The international nonprofit organization Climate Action Network awarded Japan with the dubious title, along with Norway and Australia, on Nov. 2.

Japan has been a regular recipient of the award over the years.

The organization cited Prime Minister Fumio Kishida’s statements on fossil fuel-based power from a speech he made during a summit at the U.N. Climate Change Conference, known as COP26, in Glasgow, Scotland, as the main reason for being given the latest award.

Kishida expressed willingness for using fossil fuel burning power plants to support East Asia.

Kishida said Japan will promote a transition to clean energy in Asia while introducing renewable energy as much as possible.

He said it is necessary to use existing fossil fuel plants by transitioning them into “zero-emission” facilities through replacing coal and natural gas with ammonia and hydrogen.

He said Japan will develop the pioneering businesses on a $100 million (11.3 billion yen) scale.

Japanese Prime Minister Fumio Kishida speaks during the U.N. Climate Change Conference (COP26) in Glasgow, Scotland, on Nov. 2. (Pool via AP)

The environmental group criticized the speech in a statement it published on its website that calls for tangible climate commitments and a coal phase-out by 2030 instead of “fossil fuel nightmares.”

“Despite a coal phase-out being set as a priority goal for this COP, the land of the rising sun aims to continue using coal power plants beyond 2030 and even towards 2050,” it said.

“Furthermore, Kishida has had deluded dreams of using ammonia and hydrogen as ‘zero-emission thermal power.’ He needs to wake up and understand that these novice and costly technologies are linked to fossil fuel extraction and would leave little chance of meeting the global 1.5C degrees targets."

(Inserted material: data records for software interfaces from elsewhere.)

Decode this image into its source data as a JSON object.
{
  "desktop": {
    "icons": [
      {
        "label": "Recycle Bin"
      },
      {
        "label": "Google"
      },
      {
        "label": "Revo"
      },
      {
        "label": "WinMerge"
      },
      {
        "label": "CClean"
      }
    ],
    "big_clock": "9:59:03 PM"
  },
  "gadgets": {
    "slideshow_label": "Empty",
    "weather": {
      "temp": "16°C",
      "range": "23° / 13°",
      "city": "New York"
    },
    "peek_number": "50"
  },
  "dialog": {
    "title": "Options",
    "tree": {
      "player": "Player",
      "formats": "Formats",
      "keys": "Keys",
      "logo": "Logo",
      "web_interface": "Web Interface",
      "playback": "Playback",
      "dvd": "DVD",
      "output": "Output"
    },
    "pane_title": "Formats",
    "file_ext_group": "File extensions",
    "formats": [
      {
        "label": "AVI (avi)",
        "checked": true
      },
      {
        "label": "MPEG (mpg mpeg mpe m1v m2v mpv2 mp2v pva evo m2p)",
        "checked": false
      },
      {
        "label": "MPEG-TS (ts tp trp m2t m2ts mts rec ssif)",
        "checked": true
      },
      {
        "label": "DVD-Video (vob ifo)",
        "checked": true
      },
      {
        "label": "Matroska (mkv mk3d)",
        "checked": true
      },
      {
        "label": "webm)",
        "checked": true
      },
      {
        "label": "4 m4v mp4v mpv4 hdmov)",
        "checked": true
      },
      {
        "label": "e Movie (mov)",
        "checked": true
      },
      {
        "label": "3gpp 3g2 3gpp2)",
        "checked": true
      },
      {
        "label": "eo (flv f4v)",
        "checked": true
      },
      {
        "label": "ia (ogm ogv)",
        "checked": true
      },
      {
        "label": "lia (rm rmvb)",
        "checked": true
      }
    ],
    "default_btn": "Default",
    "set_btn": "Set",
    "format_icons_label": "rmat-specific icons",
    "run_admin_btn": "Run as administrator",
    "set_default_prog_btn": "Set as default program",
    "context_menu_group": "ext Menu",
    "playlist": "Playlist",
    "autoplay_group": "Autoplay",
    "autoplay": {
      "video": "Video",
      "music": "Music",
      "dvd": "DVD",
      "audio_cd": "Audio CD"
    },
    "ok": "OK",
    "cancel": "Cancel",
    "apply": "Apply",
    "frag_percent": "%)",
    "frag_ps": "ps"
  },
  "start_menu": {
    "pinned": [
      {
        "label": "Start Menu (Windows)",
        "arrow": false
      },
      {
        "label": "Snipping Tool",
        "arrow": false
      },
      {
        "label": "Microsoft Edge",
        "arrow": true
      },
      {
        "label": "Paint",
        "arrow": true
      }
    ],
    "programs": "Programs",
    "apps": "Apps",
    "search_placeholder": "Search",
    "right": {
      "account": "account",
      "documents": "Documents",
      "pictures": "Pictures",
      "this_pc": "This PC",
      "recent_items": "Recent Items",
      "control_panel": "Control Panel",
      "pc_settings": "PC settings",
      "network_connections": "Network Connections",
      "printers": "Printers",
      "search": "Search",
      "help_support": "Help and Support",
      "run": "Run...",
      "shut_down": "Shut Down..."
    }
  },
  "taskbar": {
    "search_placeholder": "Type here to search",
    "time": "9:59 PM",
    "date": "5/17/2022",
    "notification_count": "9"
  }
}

The Cabinet approved a basic energy plan in October, which states that Japan will reduce the ratio of fossil fuel-based power to about 40 percent by fiscal 2030 but will keep relying on the power source into 2050.

When it comes to power plants using coal and natural gas, the plan states Japan will work on measures such as mixing decarbonizing fuels, such as ammonia and hydrogen, and reducing emissions through carbon capture, usage and storage.

At the G-7 summit in June, Japan agreed to stop supporting exports of coal-fired power generation technologies that do not employ emissions-reduction measures by the end of the year.

Internationally, it is understood that emission-reduction measures only apply to carbon capture, use and storage. But Japan has said that there is “not a clear-cut definition.”

Members of Fridays For Future Japan protest Prime Minister Fumio Kishida’s speech during the U.N. Climate Change Conference (COP26) in Glasgow, Scotland, on Nov. 2. (Ryuichi Kanari)

Mie Asaoka, head of the Kiko Network, who is attending COP26, said Japan is trying to take advantage of the lack of a “clear definition” so it can put "something ambiguous” in place.

“The path to decarbonizing Asia is in jeopardy,” Asaoka said.